▶ _Exercise description_
Return all of the entries below, word for word. Omit each picture.

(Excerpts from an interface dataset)

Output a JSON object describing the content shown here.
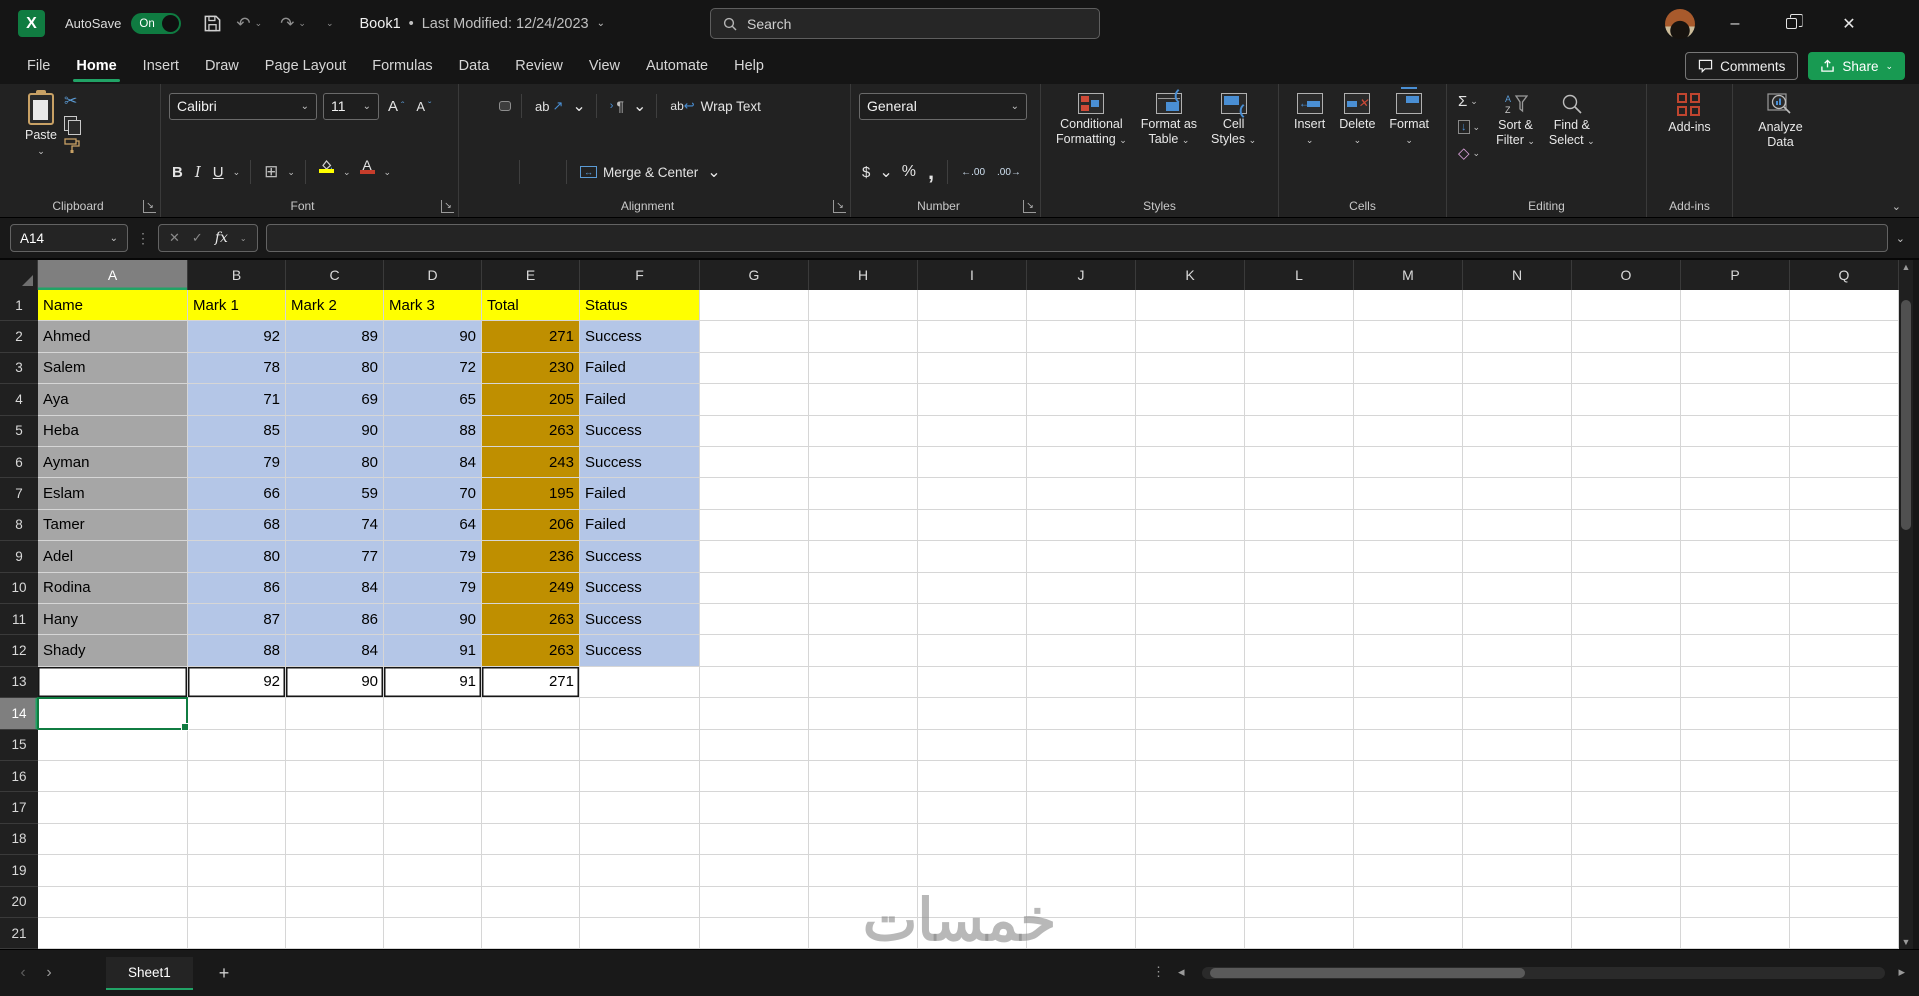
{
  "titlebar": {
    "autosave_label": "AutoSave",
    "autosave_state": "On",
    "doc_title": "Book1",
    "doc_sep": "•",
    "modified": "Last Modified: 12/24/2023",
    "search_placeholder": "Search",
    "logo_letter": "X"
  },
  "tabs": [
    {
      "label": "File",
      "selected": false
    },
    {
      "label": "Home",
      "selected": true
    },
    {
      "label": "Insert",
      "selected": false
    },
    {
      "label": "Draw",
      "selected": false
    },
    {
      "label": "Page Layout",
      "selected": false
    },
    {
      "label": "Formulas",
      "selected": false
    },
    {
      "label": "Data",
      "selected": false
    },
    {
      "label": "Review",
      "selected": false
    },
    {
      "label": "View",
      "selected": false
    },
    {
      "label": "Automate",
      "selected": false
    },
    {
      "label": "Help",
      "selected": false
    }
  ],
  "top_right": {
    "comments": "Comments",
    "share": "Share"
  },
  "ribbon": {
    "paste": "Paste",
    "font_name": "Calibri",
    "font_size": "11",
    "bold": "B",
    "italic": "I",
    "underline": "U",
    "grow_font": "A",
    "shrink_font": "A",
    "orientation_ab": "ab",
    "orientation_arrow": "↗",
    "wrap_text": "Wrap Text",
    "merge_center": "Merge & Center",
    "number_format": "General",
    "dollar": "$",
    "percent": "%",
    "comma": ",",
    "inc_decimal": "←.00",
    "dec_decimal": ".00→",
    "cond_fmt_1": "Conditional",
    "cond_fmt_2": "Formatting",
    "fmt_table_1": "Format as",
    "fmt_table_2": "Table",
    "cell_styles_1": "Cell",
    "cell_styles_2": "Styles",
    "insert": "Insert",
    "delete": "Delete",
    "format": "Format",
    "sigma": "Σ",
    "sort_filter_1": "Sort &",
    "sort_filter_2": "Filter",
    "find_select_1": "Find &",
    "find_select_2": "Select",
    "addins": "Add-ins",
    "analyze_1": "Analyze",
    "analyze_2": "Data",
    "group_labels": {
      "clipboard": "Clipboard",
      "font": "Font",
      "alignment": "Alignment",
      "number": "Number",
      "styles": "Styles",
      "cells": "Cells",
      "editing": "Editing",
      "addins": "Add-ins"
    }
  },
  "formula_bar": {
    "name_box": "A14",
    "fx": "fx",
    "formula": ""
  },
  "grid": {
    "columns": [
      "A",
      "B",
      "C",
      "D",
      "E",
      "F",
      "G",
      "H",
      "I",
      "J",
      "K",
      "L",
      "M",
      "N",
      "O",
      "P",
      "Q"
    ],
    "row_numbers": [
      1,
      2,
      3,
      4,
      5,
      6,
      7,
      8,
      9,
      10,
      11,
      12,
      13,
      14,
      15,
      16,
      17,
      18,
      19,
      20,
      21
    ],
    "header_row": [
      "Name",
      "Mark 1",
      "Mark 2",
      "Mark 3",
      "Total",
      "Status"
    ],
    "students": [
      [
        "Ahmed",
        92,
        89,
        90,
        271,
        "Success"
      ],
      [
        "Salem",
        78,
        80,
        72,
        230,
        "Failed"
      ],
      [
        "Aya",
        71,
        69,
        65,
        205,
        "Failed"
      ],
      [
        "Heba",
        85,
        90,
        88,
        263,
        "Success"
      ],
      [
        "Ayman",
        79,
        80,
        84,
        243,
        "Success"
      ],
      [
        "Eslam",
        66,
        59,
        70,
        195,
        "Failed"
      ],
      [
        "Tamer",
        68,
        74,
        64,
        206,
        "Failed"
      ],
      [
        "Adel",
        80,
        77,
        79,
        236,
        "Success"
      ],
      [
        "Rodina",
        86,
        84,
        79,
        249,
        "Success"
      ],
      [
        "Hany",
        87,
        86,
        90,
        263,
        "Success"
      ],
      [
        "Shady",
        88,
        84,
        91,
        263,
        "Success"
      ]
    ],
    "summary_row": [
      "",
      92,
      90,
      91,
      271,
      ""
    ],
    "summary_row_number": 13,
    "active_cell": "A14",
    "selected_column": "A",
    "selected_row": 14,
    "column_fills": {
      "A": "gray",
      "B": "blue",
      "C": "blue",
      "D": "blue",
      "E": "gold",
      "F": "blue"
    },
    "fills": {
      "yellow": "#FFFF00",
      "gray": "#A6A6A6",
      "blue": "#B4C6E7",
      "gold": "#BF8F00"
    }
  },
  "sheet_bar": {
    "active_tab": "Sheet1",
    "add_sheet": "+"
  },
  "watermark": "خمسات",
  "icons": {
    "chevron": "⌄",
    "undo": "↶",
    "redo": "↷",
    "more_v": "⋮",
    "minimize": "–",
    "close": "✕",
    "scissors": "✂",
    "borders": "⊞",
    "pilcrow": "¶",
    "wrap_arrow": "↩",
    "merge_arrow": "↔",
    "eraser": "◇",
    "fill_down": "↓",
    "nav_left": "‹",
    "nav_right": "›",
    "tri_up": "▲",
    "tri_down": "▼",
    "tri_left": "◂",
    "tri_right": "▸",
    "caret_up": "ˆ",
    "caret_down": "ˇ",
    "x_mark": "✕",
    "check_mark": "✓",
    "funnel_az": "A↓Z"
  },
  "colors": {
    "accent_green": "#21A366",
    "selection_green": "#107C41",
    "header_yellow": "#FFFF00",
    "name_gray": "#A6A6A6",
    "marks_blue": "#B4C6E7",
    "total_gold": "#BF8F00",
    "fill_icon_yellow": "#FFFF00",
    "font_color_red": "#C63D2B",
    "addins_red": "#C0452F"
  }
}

▶ _Reply_
Output a JSON object describing the content shown here.
{
  "titlebar": {
    "autosave_label": "AutoSave",
    "autosave_state": "On",
    "doc_title": "Book1",
    "doc_sep": "•",
    "modified": "Last Modified: 12/24/2023",
    "search_placeholder": "Search",
    "logo_letter": "X"
  },
  "tabs": [
    {
      "label": "File",
      "selected": false
    },
    {
      "label": "Home",
      "selected": true
    },
    {
      "label": "Insert",
      "selected": false
    },
    {
      "label": "Draw",
      "selected": false
    },
    {
      "label": "Page Layout",
      "selected": false
    },
    {
      "label": "Formulas",
      "selected": false
    },
    {
      "label": "Data",
      "selected": false
    },
    {
      "label": "Review",
      "selected": false
    },
    {
      "label": "View",
      "selected": false
    },
    {
      "label": "Automate",
      "selected": false
    },
    {
      "label": "Help",
      "selected": false
    }
  ],
  "top_right": {
    "comments": "Comments",
    "share": "Share"
  },
  "ribbon": {
    "paste": "Paste",
    "font_name": "Calibri",
    "font_size": "11",
    "bold": "B",
    "italic": "I",
    "underline": "U",
    "grow_font": "A",
    "shrink_font": "A",
    "orientation_ab": "ab",
    "orientation_arrow": "↗",
    "wrap_text": "Wrap Text",
    "merge_center": "Merge & Center",
    "number_format": "General",
    "dollar": "$",
    "percent": "%",
    "comma": ",",
    "inc_decimal": "←.00",
    "dec_decimal": ".00→",
    "cond_fmt_1": "Conditional",
    "cond_fmt_2": "Formatting",
    "fmt_table_1": "Format as",
    "fmt_table_2": "Table",
    "cell_styles_1": "Cell",
    "cell_styles_2": "Styles",
    "insert": "Insert",
    "delete": "Delete",
    "format": "Format",
    "sigma": "Σ",
    "sort_filter_1": "Sort &",
    "sort_filter_2": "Filter",
    "find_select_1": "Find &",
    "find_select_2": "Select",
    "addins": "Add-ins",
    "analyze_1": "Analyze",
    "analyze_2": "Data",
    "group_labels": {
      "clipboard": "Clipboard",
      "font": "Font",
      "alignment": "Alignment",
      "number": "Number",
      "styles": "Styles",
      "cells": "Cells",
      "editing": "Editing",
      "addins": "Add-ins"
    }
  },
  "formula_bar": {
    "name_box": "A14",
    "fx": "fx",
    "formula": ""
  },
  "grid": {
    "columns": [
      "A",
      "B",
      "C",
      "D",
      "E",
      "F",
      "G",
      "H",
      "I",
      "J",
      "K",
      "L",
      "M",
      "N",
      "O",
      "P",
      "Q"
    ],
    "row_numbers": [
      1,
      2,
      3,
      4,
      5,
      6,
      7,
      8,
      9,
      10,
      11,
      12,
      13,
      14,
      15,
      16,
      17,
      18,
      19,
      20,
      21
    ],
    "header_row": [
      "Name",
      "Mark 1",
      "Mark 2",
      "Mark 3",
      "Total",
      "Status"
    ],
    "students": [
      [
        "Ahmed",
        92,
        89,
        90,
        271,
        "Success"
      ],
      [
        "Salem",
        78,
        80,
        72,
        230,
        "Failed"
      ],
      [
        "Aya",
        71,
        69,
        65,
        205,
        "Failed"
      ],
      [
        "Heba",
        85,
        90,
        88,
        263,
        "Success"
      ],
      [
        "Ayman",
        79,
        80,
        84,
        243,
        "Success"
      ],
      [
        "Eslam",
        66,
        59,
        70,
        195,
        "Failed"
      ],
      [
        "Tamer",
        68,
        74,
        64,
        206,
        "Failed"
      ],
      [
        "Adel",
        80,
        77,
        79,
        236,
        "Success"
      ],
      [
        "Rodina",
        86,
        84,
        79,
        249,
        "Success"
      ],
      [
        "Hany",
        87,
        86,
        90,
        263,
        "Success"
      ],
      [
        "Shady",
        88,
        84,
        91,
        263,
        "Success"
      ]
    ],
    "summary_row": [
      "",
      92,
      90,
      91,
      271,
      ""
    ],
    "summary_row_number": 13,
    "active_cell": "A14",
    "selected_column": "A",
    "selected_row": 14,
    "column_fills": {
      "A": "gray",
      "B": "blue",
      "C": "blue",
      "D": "blue",
      "E": "gold",
      "F": "blue"
    },
    "fills": {
      "yellow": "#FFFF00",
      "gray": "#A6A6A6",
      "blue": "#B4C6E7",
      "gold": "#BF8F00"
    }
  },
  "sheet_bar": {
    "active_tab": "Sheet1",
    "add_sheet": "+"
  },
  "watermark": "خمسات",
  "icons": {
    "chevron": "⌄",
    "undo": "↶",
    "redo": "↷",
    "more_v": "⋮",
    "minimize": "–",
    "close": "✕",
    "scissors": "✂",
    "borders": "⊞",
    "pilcrow": "¶",
    "wrap_arrow": "↩",
    "merge_arrow": "↔",
    "eraser": "◇",
    "fill_down": "↓",
    "nav_left": "‹",
    "nav_right": "›",
    "tri_up": "▲",
    "tri_down": "▼",
    "tri_left": "◂",
    "tri_right": "▸",
    "caret_up": "ˆ",
    "caret_down": "ˇ",
    "x_mark": "✕",
    "check_mark": "✓",
    "funnel_az": "A↓Z"
  },
  "colors": {
    "accent_green": "#21A366",
    "selection_green": "#107C41",
    "header_yellow": "#FFFF00",
    "name_gray": "#A6A6A6",
    "marks_blue": "#B4C6E7",
    "total_gold": "#BF8F00",
    "fill_icon_yellow": "#FFFF00",
    "font_color_red": "#C63D2B",
    "addins_red": "#C0452F"
  }
}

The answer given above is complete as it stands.